British troops should begin their pullout from Iraq by March 2009, according to a senior defence source.
Britain has more than 4000 troops in Basra and plans to withdraw them if Iraq elections pass off peacefully on 31 January.
Prime Minister Gordon Brown has indicated that almost all British troops should be out of Iraq by the middle of 2009, the BBC reports.
The evenutal withdrawal of all but a few hundred British forces, who may remain to continue training Iraqi security forces, should free up more helicopters and intelligence assets for the campaign in Afghanistan.
Defence sources say the Taliban have been quick to adapt their tactics, with increased use of improvised explosive devices.
The United States is planning a big increase in forces in Afganistan in the new year and it is hoping that its Nato allies will follow suit.
Former British Prime Minister Tony Blair was US President George W Bush's strongest ally over the March 2003 invasion of Iraq to topple Saddam Hussein.
Mr Blair sent 45,000 troops to join the US-led military action but the war cost him public support.
Mr Brown, who took over from Mr Blair in June last year, has reduced British troop levels in Iraq and bringing most of the remaining troops home could give him a boost at the next election, due by mid-2010.

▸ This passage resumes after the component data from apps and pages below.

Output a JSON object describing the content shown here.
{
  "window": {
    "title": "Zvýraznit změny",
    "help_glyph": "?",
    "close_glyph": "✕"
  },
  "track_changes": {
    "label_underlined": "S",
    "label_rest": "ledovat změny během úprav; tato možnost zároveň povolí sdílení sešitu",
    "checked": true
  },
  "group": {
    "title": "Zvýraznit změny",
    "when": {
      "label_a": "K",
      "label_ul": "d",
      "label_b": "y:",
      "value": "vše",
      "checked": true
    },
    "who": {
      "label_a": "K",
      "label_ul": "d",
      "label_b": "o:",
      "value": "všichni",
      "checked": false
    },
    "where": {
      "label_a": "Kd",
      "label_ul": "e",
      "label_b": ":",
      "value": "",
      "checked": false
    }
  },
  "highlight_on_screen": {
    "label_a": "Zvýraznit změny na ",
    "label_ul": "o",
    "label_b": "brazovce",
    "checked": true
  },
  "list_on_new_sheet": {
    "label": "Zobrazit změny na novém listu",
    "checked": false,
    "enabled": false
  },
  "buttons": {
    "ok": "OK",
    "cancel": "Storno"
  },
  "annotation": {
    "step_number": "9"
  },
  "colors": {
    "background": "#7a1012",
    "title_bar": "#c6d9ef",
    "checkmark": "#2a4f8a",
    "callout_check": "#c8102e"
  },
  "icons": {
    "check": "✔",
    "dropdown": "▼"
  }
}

On Tuesday, US General David Petraeus said violence in Iraq in the past few weeks had fallen to its lowest level since mid-2003 and that security gains, while still at risk of reversal, were less fragile than before.